THE ONGOING AND escalating war in Vietnam was the focus of many of the major protests during the sixties. At the time of the assassination of President John F. Kennedy, United States military forces in Vietnam numbered less than 15,000. Under President Lyndon Johnson the numbers grew dramatically, and by 1966 more than 500,000 troops were deployed in the area. Media reports from overseas became increasingly gruesome, and television transmissions showed the death and destruction created by the relentless bombing campaigns of U.S. forces. The nightly news reports counted the dead, and many major literary and political figures began to speak out openly against keeping U.S. troops in Vietnam. Escalation had not achieved the promised results. On January 30, 1968, the North Vietnam army overran Saigon, making a daring predawn attack on the United States Embassy. On November 30, 1969, newspapers reported that U.S. Army troops had massacred up to six hundred men, women, and children in a remote village called My Lai. Opposition to the war grew from many quarters, as the nation began to take a hard look at the United States' involvement in Vietnam. 

Joseph Heller. Catch-22.

Joseph Heller. Catch-22. New York: Simon and Schuster, 1961.
Clifton Waller Barrett Library of American Literature

ALTHOUGH WRITTEN ABOUT World War II, during the sixties, Catch-22 was perhaps the novel that best embodied the anti-war sentiments of the counterculture. A dark, bitter satire, Heller's title has become a common catch-phrase indicating an unwinnable situation and a choice between two impossibilities. Wildly popular during the sixties, Catch-22 focused attention on the cruel absurdities of war, and news reports coming in from Vietnam only served to validate the surrealistic contentions of the author.

Authors take sides

Cecil Woolf and John Bagguley, ed. Authors Take Sides on Vietnam.
New York: Simon and Schuster, 1967.
Marvin Tatum Collection of Contemporary Literature

BY 1967 THE debate concerning the United States' involvement in Vietnam was growing almost as fast as the escalation of forces there. This book asks two questions: "Are you for, or against, the intervention of the United States in Vietnam?" and "How, in your opinion, should the conflict be resolved?" The respondents, 168 well known authors, are from a number of countries throughout the world.

Where is Vietnam

Walter Lowenfels, ed. Where Is Vietnam?
New York: Doubleday & Co. Inc., 1967.
Marvin Tatum Collection of Contemporary Literature

NINETY-TWO POETS and 92 poems are included, all written about the war in Vietnam. 
Guide to Conscientious Objection.

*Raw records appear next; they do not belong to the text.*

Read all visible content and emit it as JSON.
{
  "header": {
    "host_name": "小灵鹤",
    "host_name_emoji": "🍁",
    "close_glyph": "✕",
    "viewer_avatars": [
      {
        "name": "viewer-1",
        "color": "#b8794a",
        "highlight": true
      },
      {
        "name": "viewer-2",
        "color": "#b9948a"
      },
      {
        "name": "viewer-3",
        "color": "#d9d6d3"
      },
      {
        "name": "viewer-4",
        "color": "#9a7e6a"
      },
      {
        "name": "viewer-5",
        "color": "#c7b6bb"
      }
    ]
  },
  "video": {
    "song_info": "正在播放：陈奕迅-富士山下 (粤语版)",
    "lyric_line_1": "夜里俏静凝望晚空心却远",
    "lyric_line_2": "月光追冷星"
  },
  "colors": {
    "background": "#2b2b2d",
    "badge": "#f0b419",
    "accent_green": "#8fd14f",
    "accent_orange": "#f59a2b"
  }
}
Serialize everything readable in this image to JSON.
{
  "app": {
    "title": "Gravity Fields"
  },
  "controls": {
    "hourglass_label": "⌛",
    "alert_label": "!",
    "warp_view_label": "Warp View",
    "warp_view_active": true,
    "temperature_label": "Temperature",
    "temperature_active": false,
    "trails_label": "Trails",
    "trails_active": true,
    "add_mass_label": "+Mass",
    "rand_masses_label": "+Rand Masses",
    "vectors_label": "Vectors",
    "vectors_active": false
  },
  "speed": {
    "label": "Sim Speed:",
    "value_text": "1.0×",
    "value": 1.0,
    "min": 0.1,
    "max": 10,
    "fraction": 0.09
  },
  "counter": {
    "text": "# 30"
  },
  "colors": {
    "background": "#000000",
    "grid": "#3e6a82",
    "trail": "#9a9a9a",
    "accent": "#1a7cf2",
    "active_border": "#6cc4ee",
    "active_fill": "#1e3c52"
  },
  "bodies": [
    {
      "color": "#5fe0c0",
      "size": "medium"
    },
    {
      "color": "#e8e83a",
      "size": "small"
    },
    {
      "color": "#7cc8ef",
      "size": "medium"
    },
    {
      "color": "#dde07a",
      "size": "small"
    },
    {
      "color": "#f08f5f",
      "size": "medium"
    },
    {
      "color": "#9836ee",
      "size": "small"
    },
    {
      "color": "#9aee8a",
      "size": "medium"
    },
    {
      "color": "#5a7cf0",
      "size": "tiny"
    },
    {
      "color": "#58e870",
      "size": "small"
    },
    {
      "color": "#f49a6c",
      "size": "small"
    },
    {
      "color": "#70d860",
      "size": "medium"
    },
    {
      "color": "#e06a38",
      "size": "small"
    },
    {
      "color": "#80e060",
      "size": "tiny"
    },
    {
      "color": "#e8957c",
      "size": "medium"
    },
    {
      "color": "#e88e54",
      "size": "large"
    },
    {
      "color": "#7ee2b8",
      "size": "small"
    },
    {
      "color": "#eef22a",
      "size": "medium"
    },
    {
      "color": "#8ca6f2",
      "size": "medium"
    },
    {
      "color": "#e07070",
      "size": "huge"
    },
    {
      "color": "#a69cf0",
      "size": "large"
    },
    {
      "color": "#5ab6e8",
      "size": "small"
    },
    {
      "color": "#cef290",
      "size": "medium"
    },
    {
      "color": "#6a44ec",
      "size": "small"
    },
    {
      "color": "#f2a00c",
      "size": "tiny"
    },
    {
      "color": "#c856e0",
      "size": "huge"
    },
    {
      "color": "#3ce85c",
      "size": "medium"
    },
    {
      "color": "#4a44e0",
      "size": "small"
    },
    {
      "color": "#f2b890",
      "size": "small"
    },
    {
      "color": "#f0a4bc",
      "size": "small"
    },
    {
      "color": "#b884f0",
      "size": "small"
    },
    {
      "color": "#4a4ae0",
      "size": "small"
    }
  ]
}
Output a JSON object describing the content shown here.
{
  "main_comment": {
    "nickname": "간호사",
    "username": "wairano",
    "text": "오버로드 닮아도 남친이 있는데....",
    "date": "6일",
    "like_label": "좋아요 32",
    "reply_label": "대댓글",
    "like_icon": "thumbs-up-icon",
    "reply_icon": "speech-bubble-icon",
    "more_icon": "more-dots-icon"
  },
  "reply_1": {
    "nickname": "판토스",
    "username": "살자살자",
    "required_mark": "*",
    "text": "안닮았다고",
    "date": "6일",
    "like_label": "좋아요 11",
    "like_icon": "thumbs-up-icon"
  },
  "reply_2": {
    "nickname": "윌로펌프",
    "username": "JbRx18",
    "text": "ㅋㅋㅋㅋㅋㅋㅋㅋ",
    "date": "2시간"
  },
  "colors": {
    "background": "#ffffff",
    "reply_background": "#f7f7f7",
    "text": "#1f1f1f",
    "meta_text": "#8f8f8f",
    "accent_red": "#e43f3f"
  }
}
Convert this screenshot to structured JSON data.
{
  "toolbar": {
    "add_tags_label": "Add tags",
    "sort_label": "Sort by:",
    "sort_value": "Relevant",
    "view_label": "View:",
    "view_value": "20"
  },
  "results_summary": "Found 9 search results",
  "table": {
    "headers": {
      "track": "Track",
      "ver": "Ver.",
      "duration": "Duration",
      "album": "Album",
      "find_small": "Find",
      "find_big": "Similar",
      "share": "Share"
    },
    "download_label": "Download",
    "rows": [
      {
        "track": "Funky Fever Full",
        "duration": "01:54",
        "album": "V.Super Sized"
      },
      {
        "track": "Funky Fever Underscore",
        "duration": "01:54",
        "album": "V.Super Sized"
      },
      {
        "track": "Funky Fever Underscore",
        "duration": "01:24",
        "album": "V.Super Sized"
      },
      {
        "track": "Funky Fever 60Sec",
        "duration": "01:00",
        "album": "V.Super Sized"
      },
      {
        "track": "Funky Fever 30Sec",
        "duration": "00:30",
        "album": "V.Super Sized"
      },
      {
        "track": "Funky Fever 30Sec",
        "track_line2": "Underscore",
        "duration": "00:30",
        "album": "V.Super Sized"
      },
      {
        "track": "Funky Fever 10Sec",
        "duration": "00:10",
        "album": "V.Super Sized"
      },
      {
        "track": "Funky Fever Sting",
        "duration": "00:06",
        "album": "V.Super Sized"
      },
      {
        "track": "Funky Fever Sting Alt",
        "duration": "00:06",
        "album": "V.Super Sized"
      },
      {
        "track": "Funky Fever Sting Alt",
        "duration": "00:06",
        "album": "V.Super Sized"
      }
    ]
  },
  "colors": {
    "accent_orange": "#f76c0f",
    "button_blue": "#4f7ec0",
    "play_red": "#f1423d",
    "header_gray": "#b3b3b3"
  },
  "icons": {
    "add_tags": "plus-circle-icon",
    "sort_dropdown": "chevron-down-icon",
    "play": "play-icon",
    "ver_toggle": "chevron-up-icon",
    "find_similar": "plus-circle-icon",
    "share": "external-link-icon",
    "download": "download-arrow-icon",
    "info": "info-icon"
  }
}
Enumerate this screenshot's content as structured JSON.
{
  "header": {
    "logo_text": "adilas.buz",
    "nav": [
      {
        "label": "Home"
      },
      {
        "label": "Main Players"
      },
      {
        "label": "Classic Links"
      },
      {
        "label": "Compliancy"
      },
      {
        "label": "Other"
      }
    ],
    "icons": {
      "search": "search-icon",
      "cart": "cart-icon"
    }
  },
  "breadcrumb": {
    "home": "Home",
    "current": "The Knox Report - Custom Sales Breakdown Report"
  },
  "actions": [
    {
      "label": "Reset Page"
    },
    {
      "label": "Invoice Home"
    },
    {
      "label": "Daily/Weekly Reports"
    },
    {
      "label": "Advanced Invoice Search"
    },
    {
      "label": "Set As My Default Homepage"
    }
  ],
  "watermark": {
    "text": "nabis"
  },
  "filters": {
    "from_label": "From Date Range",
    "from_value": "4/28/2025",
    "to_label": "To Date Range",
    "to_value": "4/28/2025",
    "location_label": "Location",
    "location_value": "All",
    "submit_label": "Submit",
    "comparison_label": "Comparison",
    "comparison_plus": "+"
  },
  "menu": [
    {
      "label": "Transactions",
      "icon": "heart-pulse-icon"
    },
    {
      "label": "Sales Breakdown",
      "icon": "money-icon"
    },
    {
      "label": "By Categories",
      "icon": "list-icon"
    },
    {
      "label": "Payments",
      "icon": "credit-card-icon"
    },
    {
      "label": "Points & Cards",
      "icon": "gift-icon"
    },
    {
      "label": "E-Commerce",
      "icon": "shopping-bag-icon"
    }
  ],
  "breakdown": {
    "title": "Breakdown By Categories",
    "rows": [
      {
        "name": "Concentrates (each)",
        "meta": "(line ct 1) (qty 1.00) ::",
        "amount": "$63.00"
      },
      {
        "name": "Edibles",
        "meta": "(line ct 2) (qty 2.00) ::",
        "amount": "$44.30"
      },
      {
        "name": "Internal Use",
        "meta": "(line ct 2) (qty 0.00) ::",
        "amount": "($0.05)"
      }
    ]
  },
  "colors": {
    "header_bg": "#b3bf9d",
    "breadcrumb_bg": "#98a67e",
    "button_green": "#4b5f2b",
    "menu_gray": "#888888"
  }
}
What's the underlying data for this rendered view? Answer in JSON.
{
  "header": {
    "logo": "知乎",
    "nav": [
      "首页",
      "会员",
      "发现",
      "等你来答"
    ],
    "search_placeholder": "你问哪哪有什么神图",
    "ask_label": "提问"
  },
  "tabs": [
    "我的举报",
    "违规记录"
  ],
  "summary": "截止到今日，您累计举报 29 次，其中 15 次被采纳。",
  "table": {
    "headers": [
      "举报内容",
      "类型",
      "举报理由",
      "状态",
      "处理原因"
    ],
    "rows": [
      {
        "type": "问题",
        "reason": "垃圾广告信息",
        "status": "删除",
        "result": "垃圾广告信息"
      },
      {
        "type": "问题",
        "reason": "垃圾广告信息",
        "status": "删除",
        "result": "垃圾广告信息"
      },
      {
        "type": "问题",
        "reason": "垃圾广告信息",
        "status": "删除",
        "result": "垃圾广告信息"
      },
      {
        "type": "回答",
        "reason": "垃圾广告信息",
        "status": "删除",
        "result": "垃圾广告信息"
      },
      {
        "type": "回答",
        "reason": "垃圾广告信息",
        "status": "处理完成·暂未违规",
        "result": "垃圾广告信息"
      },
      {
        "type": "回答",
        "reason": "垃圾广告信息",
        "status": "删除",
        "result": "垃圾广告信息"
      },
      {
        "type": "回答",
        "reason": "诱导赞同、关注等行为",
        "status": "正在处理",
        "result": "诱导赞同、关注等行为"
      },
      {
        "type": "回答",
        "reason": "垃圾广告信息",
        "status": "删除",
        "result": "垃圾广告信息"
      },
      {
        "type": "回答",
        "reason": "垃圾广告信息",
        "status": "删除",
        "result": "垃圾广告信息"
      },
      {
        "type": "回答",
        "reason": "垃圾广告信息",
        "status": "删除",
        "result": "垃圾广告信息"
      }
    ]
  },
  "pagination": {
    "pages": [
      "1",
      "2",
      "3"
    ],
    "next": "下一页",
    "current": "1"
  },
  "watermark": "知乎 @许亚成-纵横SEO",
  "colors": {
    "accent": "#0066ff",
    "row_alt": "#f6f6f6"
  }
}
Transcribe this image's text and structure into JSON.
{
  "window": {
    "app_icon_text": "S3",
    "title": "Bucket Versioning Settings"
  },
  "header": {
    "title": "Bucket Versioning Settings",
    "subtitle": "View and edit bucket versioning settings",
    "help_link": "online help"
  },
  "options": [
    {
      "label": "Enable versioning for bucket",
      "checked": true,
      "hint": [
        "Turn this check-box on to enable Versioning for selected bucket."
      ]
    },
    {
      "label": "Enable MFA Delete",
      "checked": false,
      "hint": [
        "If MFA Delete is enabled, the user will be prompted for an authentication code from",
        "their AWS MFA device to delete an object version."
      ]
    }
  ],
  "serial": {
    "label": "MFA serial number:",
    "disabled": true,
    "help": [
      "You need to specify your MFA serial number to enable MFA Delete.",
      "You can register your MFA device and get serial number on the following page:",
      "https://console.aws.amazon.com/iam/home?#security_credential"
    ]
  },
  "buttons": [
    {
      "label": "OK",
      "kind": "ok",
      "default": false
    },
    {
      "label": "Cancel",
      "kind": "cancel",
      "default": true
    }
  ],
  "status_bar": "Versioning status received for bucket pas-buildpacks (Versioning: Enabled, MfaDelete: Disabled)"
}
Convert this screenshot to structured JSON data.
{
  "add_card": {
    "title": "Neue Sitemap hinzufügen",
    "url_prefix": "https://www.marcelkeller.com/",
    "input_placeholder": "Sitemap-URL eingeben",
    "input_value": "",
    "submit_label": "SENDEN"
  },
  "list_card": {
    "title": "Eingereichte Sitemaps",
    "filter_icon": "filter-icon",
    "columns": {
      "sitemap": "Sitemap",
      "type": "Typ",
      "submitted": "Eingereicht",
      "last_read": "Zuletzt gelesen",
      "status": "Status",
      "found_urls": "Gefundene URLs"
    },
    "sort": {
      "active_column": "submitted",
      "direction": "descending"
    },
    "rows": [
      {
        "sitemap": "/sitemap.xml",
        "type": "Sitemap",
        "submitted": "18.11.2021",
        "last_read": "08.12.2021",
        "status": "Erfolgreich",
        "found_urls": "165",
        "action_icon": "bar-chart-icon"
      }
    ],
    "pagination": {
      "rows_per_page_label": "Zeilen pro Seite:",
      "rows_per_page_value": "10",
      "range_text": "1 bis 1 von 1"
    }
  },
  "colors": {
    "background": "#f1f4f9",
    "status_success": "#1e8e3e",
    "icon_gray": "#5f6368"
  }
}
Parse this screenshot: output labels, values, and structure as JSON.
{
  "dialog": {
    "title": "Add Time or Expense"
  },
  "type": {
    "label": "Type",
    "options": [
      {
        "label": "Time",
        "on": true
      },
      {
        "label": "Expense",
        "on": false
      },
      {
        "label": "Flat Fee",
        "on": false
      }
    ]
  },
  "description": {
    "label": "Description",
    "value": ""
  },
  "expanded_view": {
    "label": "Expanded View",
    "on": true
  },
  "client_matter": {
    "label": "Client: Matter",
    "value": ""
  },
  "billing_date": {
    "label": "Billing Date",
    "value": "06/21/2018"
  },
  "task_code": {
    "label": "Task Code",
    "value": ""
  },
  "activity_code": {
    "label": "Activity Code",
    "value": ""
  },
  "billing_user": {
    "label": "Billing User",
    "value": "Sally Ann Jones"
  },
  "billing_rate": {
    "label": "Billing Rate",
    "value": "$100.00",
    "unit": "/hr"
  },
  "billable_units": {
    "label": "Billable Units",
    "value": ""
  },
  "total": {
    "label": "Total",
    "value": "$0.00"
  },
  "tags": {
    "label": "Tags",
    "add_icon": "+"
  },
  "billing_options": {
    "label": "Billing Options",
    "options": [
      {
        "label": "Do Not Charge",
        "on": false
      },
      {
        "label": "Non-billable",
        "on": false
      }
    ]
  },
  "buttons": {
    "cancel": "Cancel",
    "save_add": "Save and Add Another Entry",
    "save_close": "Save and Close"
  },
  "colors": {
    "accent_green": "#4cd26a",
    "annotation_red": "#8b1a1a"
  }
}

Guide to Conscientious Objection. Chicago: Students for a Democratic Society, 1966.
Marvin Tatum Collection of Contemporary Literature

THOUSANDS OF YOUNG men were being drafted into service for the Vietnam War each year and many did not want to go. Some fled to Canada where refuge was offered, others like Muhammad Ali served a prison sentence. Still others opted for conscientious objector status, whereby they would forego military service on moral grounds, serving instead a fixed term of community service. This guide issued by the SDS explains how to obtain conscientious objector status with the Selective Service Bureau.

1001 Ways to Beat the Draft

Tuli Kupferberg and Robert Bashlow. 1001 Ways to Beat the Draft.
New York: Grove Press, 1967.
Marvin Tatum Collection of Contemporary Literature

TULI KUPFERBERG, LEAD singer for the rock group The Fugs offers humorous tips on ways to avoid the draft. "Ask what's in it for you," "Marry your sister," "Cut off your left leg," are a few of the suggestions offered within.